Despite the occupation of Gallipoli by the Ottomans, Gallipoli and indeed the entire peninsular retained its Hellenic character. When the British and Allies invaded Gallipoli, the area had a Christian majority. On 30 October at the harbour of Lemnos, the Allies signed an agreement with the Ottomans to allow them access and occupation of key ports and areas including Gallipoli and the Hellespont (Dardenelles). There were numerous Hellenes who volunteered and fought for the Allies during the Gallipoli invasion, with historian Socrates Tsourdalakis identifying 900 Hellenic volunteers who fought under Cretan leadership. There were a further 57 who fought as part of the Aussie contingent.

Unfortunately, Gallipoli became a disaster for the Allies with the folly of such a poorly thought out strategy giving Ataturk his enhanced status, and of course the signal for non-Turks in the region to flee as the Allies were not exactly in a position to provide security. The Allies lost approximately 44,000 soldiers with 97,000 wounded, while the defenders lost over 87,000 with a further 165,000 wounded.

On 4 August 1920, the Hellenic Republic regained Gallipoli and held it for two years. After almost six centuries, Gallipoli had returned to the Hellenes. However, the defeat of the Hellenic military in the Asia Minor war in September 1922, ended the last vestiges of Hellenic rule over Gallipoli and its surrounds. Gradually, the number of non-Turkish people declined for a variety of reasons!
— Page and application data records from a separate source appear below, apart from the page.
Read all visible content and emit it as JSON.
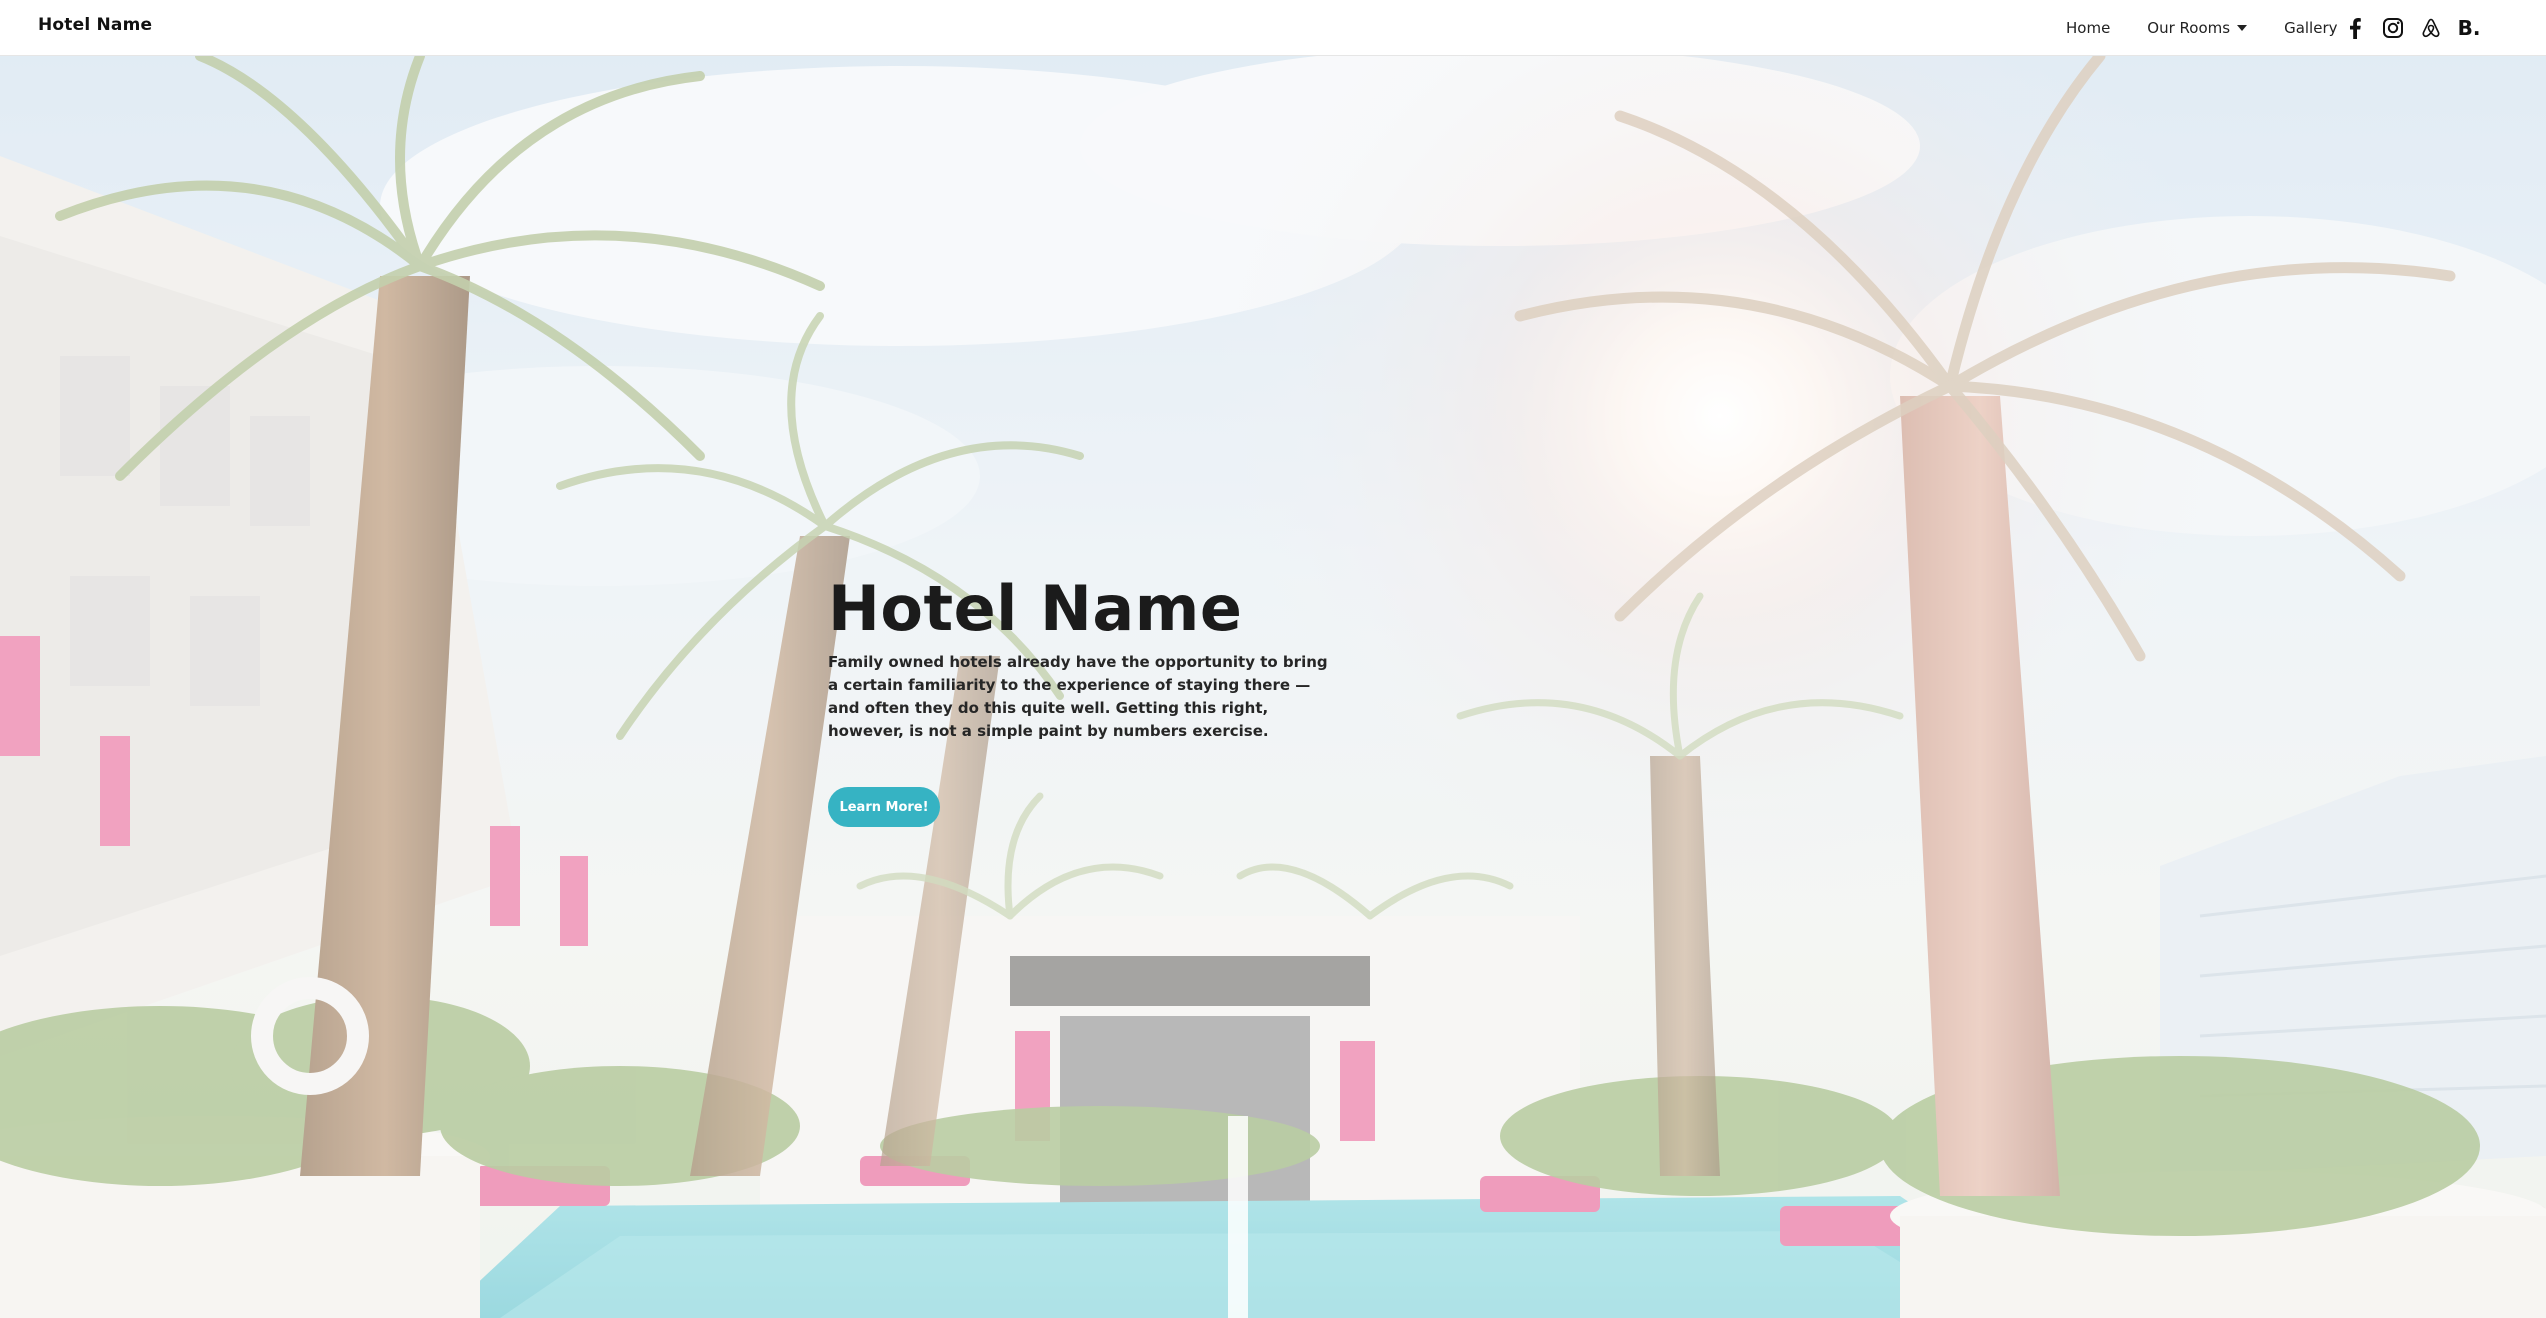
{
  "navbar": {
    "brand": "Hotel Name",
    "links": [
      {
        "label": "Home"
      },
      {
        "label": "Our Rooms",
        "has_dropdown": true
      },
      {
        "label": "Gallery"
      }
    ],
    "socials": [
      {
        "icon": "facebook-icon"
      },
      {
        "icon": "instagram-icon"
      },
      {
        "icon": "airbnb-icon"
      },
      {
        "icon": "booking-icon",
        "text": "B."
      }
    ]
  },
  "hero": {
    "background": "hotel-pool-palm-trees-image",
    "title": "Hotel Name",
    "description": "Family owned hotels already have the opportunity to bring a certain familiarity to the experience of staying there — and often they do this quite well. Getting this right, however, is not a simple paint by numbers exercise.",
    "button_label": "Learn More!"
  },
  "colors": {
    "accent": "#36b3c3",
    "text_dark": "#1b1b1b",
    "navbar_bg": "#ffffff"
  }
}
Next time we think of Gallipoli, we should of course honour our brave warriors from Australia, New Zealand and across many countries of the Commonwealth who fought valiantly against an inspired Turkish military. For all of these people, it has significant meaning. We should also remember our Hellenic history which finally came to a tragic end there in 1922. Gallipoli, was as much a part of the history of the Hellenes as it has been for those who fought at Gallipoli during the First World War. Gallipoli, it means plenty to many of us.
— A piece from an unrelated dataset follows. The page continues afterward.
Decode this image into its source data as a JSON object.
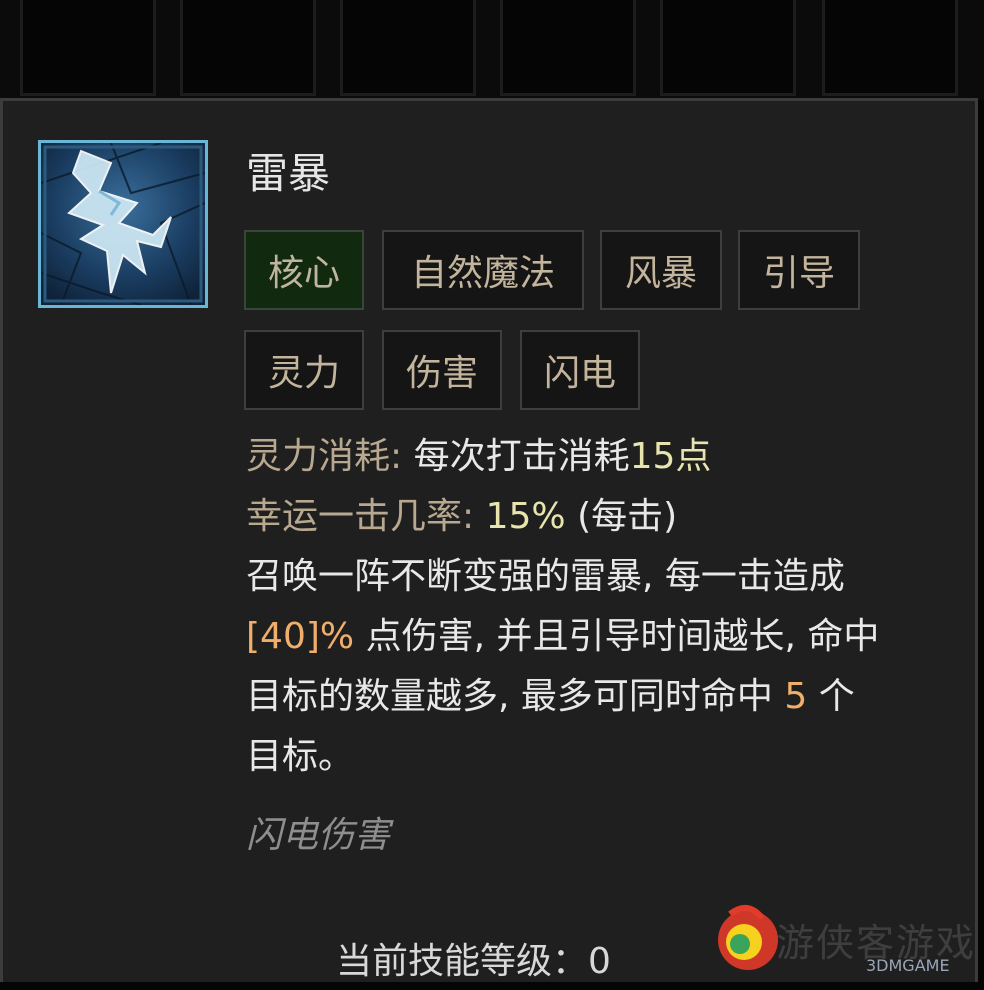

* Billy Cotsis is the author of ‘From Pyrrhus to Cyprus: Forgotten and Remembered Hellenic Kingdoms, Territories, Entities & a Fiefdom’.